JBS – the world’s largest meat company – reportedly sent 11 people to Dubai. Our data shows that every $1,000 invested in the company since 2010 has resulted in around one soccer field of forest destruction in Brazil linked to its supply chain. Their mission was to tell their “story” about climate science. 

Lula sign held up by activist at COP28

Strategic minerals and the transition to ‘clean’ energy

COP28 opened with calls for a ’just energy transition’ and pledges to rapidly increase the capacity of renewable energy technologies. Demand for transition minerals – the minerals that will fuel a clean energy transition – is set to explode. According to the International Energy Association, from 2017 to 2022, demand for lithium tripled, there was a 70% jump in demand for cobalt, and a 40% rise in demand for nickel.  

Early on at the summit, in an address to country leaders, UN Secretary-General António Guterres announced his plan to set up a Panel on Critical Energy Transition Minerals which will bring together governments, international organisations, industry, and civil society to develop common and voluntary principles to guide extractive industries “in the name of justice and sustainability”.

The panel is a positive step towards a transition from fossil fuels towards renewable energy that is just, sustainable and benefits all countries.

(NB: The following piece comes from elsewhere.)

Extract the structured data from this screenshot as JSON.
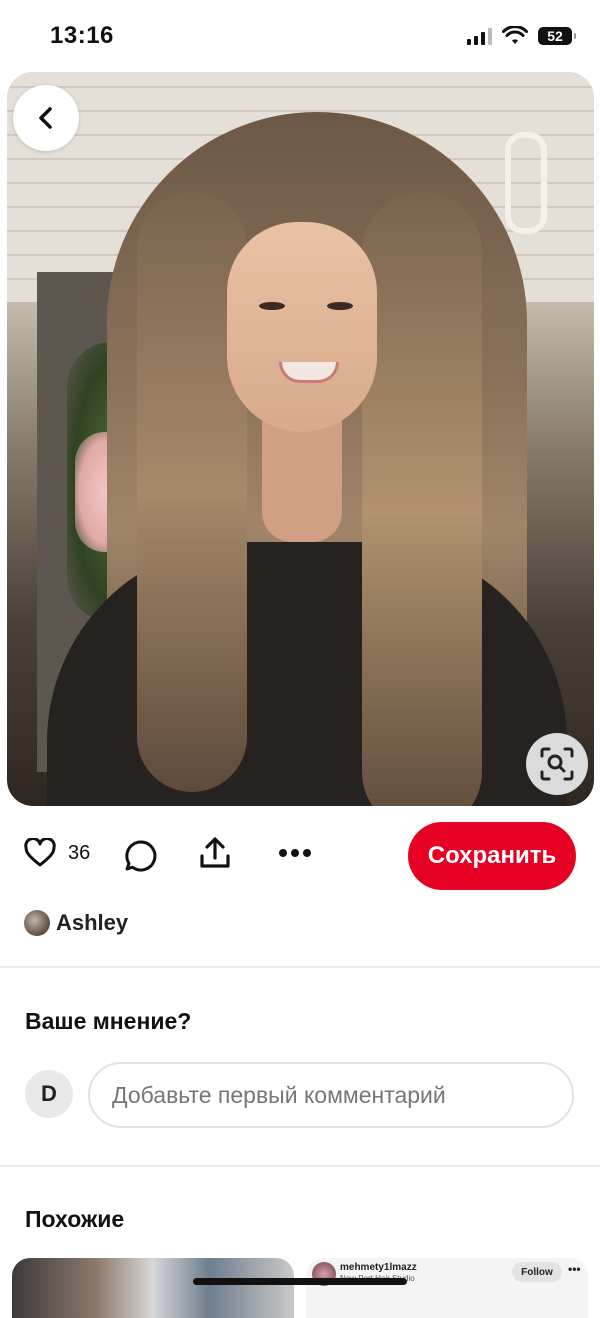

But words must become actions. 

The final text references commitments to “tripling renewable energy capacity globally and doubling the global average annual rate of energy efficiency improvements by 2030”. References to a ‘just transition’, ‘sustainable development’ and ‘for more meaningful participation of all people’ – including Indigenous peoples, impacted communities and women– are encouraging, yet there wasn’t a single commitment to mitigate the destructive impact of extracting minerals on affected communities.

As nation states scramble to secure supplies of minerals to power their clean energy transitions, we need to see concrete actions from our leaders to clean up mineral supply chains  and ensure that the renewable energy transition doesn’t come at the expense of people and the planet .

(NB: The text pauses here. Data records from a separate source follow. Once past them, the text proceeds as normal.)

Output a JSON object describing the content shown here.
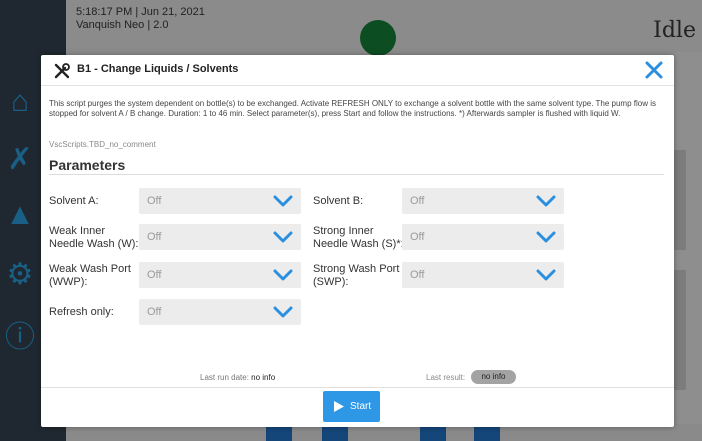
{
  "background": {
    "time": "5:18:17 PM | Jun 21, 2021",
    "instrument": "Vanquish Neo | 2.0",
    "status": "Idle",
    "accent": "#1a5f86"
  },
  "dialog": {
    "title": "B1 - Change Liquids / Solvents",
    "description": "This script purges the system dependent on bottle(s) to be exchanged. Activate REFRESH ONLY to exchange a solvent bottle with the same solvent type. The pump flow is stopped for solvent A / B change. Duration: 1 to 46 min. Select parameter(s), press Start and follow the instructions. *) Afterwards sampler is flushed with liquid W.",
    "script_name": "VscScripts.TBD_no_comment",
    "parameters_heading": "Parameters",
    "params": {
      "solvent_a": {
        "label": "Solvent A:",
        "value": "Off"
      },
      "solvent_b": {
        "label": "Solvent B:",
        "value": "Off"
      },
      "weak_inner": {
        "label1": "Weak Inner",
        "label2": "Needle Wash (W):",
        "value": "Off"
      },
      "strong_inner": {
        "label1": "Strong Inner",
        "label2": "Needle Wash (S)*:",
        "value": "Off"
      },
      "weak_port": {
        "label1": "Weak Wash Port",
        "label2": "(WWP):",
        "value": "Off"
      },
      "strong_port": {
        "label1": "Strong Wash Port",
        "label2": "(SWP):",
        "value": "Off"
      },
      "refresh": {
        "label": "Refresh only:",
        "value": "Off"
      }
    },
    "last_run_label": "Last run date: ",
    "last_run_value": "no info",
    "last_result_label": "Last result:",
    "last_result_value": "no info",
    "start_label": "Start",
    "colors": {
      "primary": "#2f98e6",
      "close": "#2b8fe0"
    }
  }
}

What’s next? 

The Global Stocktake made it clear: countries are not on track to prevent 1.5C of warming. The summit produced no concrete recommendations on fossil fuels, signalling to the thousands of fossil fuel industry lobbyists present that their interests will prioritised over those suffering the worst effects of the climate crisis. Choosing Azerbaijan – another petrostate – as the host for COP29 will do little to encourage the climate action we need. 

Change is possible – but only if we dismantle the power and influence polluting industries have over our climate negotiations, and instead clear a seat at the table for those on the frontlines of the climate crisis.

COP Climate Summit